Summer is the ideal time for audiobooks. With a break from classes, July and August allow time for relaxing when students can plug in their earbuds and choose their own reading.
The Skokie (IL) Public Library’s involvement in a four-month community program, Voices of Race, included events for children and adults, a participatory exhibit, talking points for meaningful dialogue, and more.
A collection of young adult titles that address physical, emotional, and psychological health and disabilities.
Making and tinkering have long-been staples of the Hispanic community. Tim Wadham shares Spanish-language, bilingual, and Latino-focused books and crafts that are just right for maker spaces looking to diversify their offerings.
Students at a Brooklyn vocational school and occupational training center constructed furniture for themselves and their library. They’re part of a movement empowering people of all abilities to create and build.
Making is clearly an engaging activity for students. But are they actually learning anything? Annie Murphy Paul presents a compelling case based on cognitive research.
We’re not coding in schools so that every kid can get a tech job; we’re doing so to give all kids the chance to understand and interact with the technologies in their lives.
Resources for learning to code online and face to face, from Khan Academy to Black Girls Code; and suggested lesson plans using Scratch.
Quilting, knitting, and creating by hand foster collective learning. Plus: Top 10 crafting tips; Five outstanding crafting programs
A assortment of serious and fanciful books about robotics technology, how it has developed, and where it is going. Meant to amuse and inspire future scientists and engineers, these selections inform readers that the possibilities are limitless and that these cutting-edge creations are here to stay .
Many librarians say it’s time to overhaul the whole idea of mandatory reading in June, July, and August. Read what they’re doing about it—and check out 10 tips to flip the summer reading experience.

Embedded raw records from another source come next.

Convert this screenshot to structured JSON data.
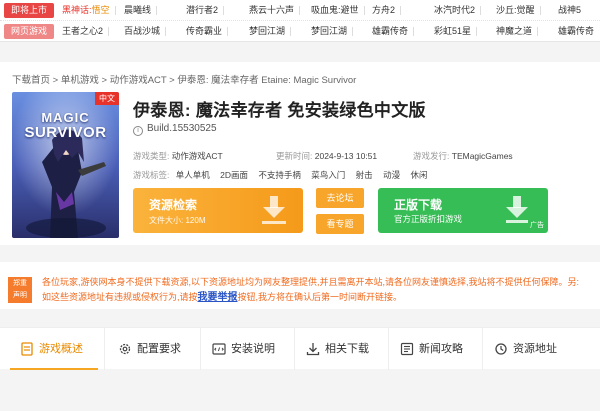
{
  "toplinks": {
    "row1": {
      "tag": "即将上市",
      "items": [
        {
          "prefix": "黑神话:",
          "name": "悟空"
        },
        {
          "name": "晨曦线"
        },
        {
          "name": "潜行者2"
        },
        {
          "name": "燕云十六声"
        },
        {
          "name": "吸血鬼:避世"
        },
        {
          "name": "方舟2"
        },
        {
          "name": "冰汽时代2"
        },
        {
          "name": "沙丘:觉醒"
        },
        {
          "name": "战神5"
        }
      ]
    },
    "row2": {
      "tag": "网页游戏",
      "items": [
        {
          "name": "王者之心2"
        },
        {
          "name": "百战沙城"
        },
        {
          "name": "传奇霸业"
        },
        {
          "name": "梦回江湖"
        },
        {
          "name": "梦回江湖"
        },
        {
          "name": "雄霸传奇"
        },
        {
          "name": "彩虹51星"
        },
        {
          "name": "神魔之道"
        },
        {
          "name": "雄霸传奇"
        }
      ]
    }
  },
  "breadcrumb": {
    "home": "下载首页",
    "l2": "单机游戏",
    "l3": "动作游戏ACT",
    "l4": "伊泰恩: 魔法幸存者 Etaine: Magic Survivor",
    "sep": " > "
  },
  "cover": {
    "badge": "中文",
    "line1": "MAGIC",
    "line2": "SURVIVOR"
  },
  "game": {
    "title": "伊泰恩: 魔法幸存者 免安装绿色中文版",
    "build": "Build.15530525",
    "type_label": "游戏类型:",
    "type_value": "动作游戏ACT",
    "time_label": "更新时间:",
    "time_value": "2024-9-13 10:51",
    "publisher_label": "游戏发行:",
    "publisher_value": "TEMagicGames",
    "tags_label": "游戏标签:",
    "tags": [
      "单人单机",
      "2D画面",
      "不支持手柄",
      "菜鸟入门",
      "射击",
      "动漫",
      "休闲"
    ]
  },
  "download": {
    "title": "资源检索",
    "size_label": "文件大小:",
    "size_value": "120M",
    "forum": "去论坛",
    "topic": "看专题",
    "official_title": "正版下载",
    "official_sub": "官方正版折扣游戏",
    "ad": "广告"
  },
  "notice": {
    "badge_line1": "郑重",
    "badge_line2": "声明",
    "text_before": "各位玩家,游侠网本身不提供下载资源,以下资源地址均为网友整理提供,并且需离开本站,请各位网友谨慎选择,我站将不提供任何保障。另:如这些资源地址有违规或侵权行为,请按",
    "report": "我要举报",
    "text_after": "按钮,我方将在确认后第一时间断开链接。"
  },
  "tabs": [
    {
      "label": "游戏概述",
      "icon": "document-icon"
    },
    {
      "label": "配置要求",
      "icon": "gear-icon"
    },
    {
      "label": "安装说明",
      "icon": "code-icon"
    },
    {
      "label": "相关下载",
      "icon": "download-icon"
    },
    {
      "label": "新闻攻略",
      "icon": "news-icon"
    },
    {
      "label": "资源地址",
      "icon": "refresh-icon"
    }
  ],
  "colors": {
    "accent_orange": "#f5a623",
    "accent_green": "#37bd56",
    "notice_text": "#f06a1e",
    "link_blue": "#2a54c6"
  }
}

Take a look at the selections on NCTE’s 2015 list of notables—and ideas on how to use them across the curriculum.
With myriad adaptations for use in the classroom, MinecraftEdu brings Common Core–enhanced gaming to students.